On the night of December 10, 2018 Catalina Sky Survey (CSS) astronomer Carson Fuls discovered a new near-Earth asteroid (NEO) candidate which he immediately submitted to the Minor Planet Center at Harvard University. After a few nights of additional observations, the object was designated as ‘2018 XK2’ and was determined to be a 40-meter diameter (130 feet) near-Earth asteroid. This sequence of events would be rather routine for CSS astronomers, except that 2018 XK2 turned out to be the 1000th near-Earth Asteroid discovered by the University of Arizona based Catalina Sky Survey in 2018, marking the first time it has surpassed the 1000 NEO mark in its nearly 20-year history. The final 2018 tally for CSS-discovered NEOs stands at a whopping 1056, the largest annual total for any survey in history.
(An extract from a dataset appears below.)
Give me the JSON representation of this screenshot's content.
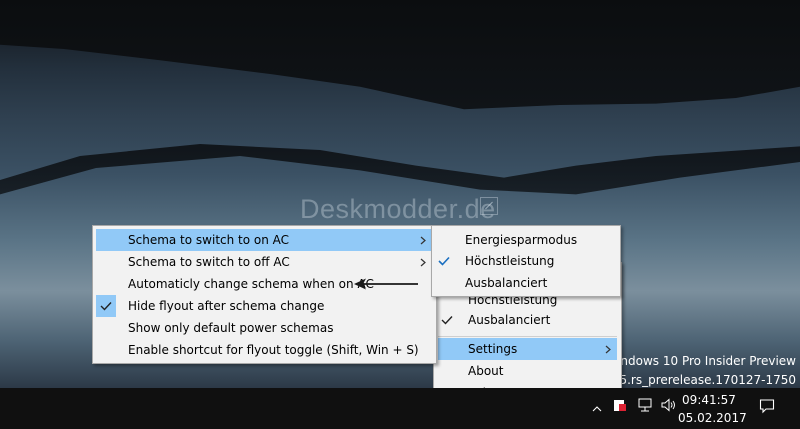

Having come very close in recent years, posting 930 and then 990 near-Earth asteroid discoveries in 2016 and 2017 respectively, it was gratifying for CSS staff to finally surpass the 1000 NEO milestone. The remarkable discovery rate in 2018 and in recent years is largely attributable to CSS’s large 10k x 10k digital cameras on their two survey telescopes which can cover wide swaths of sky night after night. In addition, state-of-the-art moving object detection software is applied by a small team of full-time observers who scan telescope images in real time. This enables NEO candidates to be verified and followed-up rapidly ensuring that the new discoveries are carefully tracked and accurate orbits are determined to improve the ability to recover the objects in the future.
The graph above shows the trajectory of Catalina Sky Survey NEO discoveries since 1995 (green bars) which has been exponential. The increase rate of discovery is attributed to the projects wide field survey telescopes integrated with state-of-the-art electro-optical cameras and detection software, and maintaining a fulltime team of professional observers.
The 1056 new 2018 NEOs range in size from about 2 to 1200 meters (7 to 3900 feet) across. One of them, a small 2-meter (7 feet) asteroid designated ‘2018 LA’ harmlessly impacted the Earth over South Africa on June 10, 2018. This is only the third object in history discovered before impact, the other two also discovered by the Catalina Sky Survey in 2008 and 2014. Additionally, five of the new NEOs are larger than 1 kilometer diameter (3280 feet). New discoveries of NEOs of this size are increasingly rare as most have already been discovered; however they are important discoveries considering the planet-wide destruction that asteroids of this size could inflict if they impacted Earth. Currently no asteroids discovered by CSS or any other survey are on a collision course with the Earth in the foreseeable two centuries. However, considering there are many thousands of near-Earth objects yet to be discovered, the Catalina Sky Survey, and a handful of other surveys are continually watching the nights skies.
The Catalina Sky Survey is a NASA-funded project based at the University of Arizona’s Department of Planetary Sciences, whose mission is to discover and track near-Earth objects.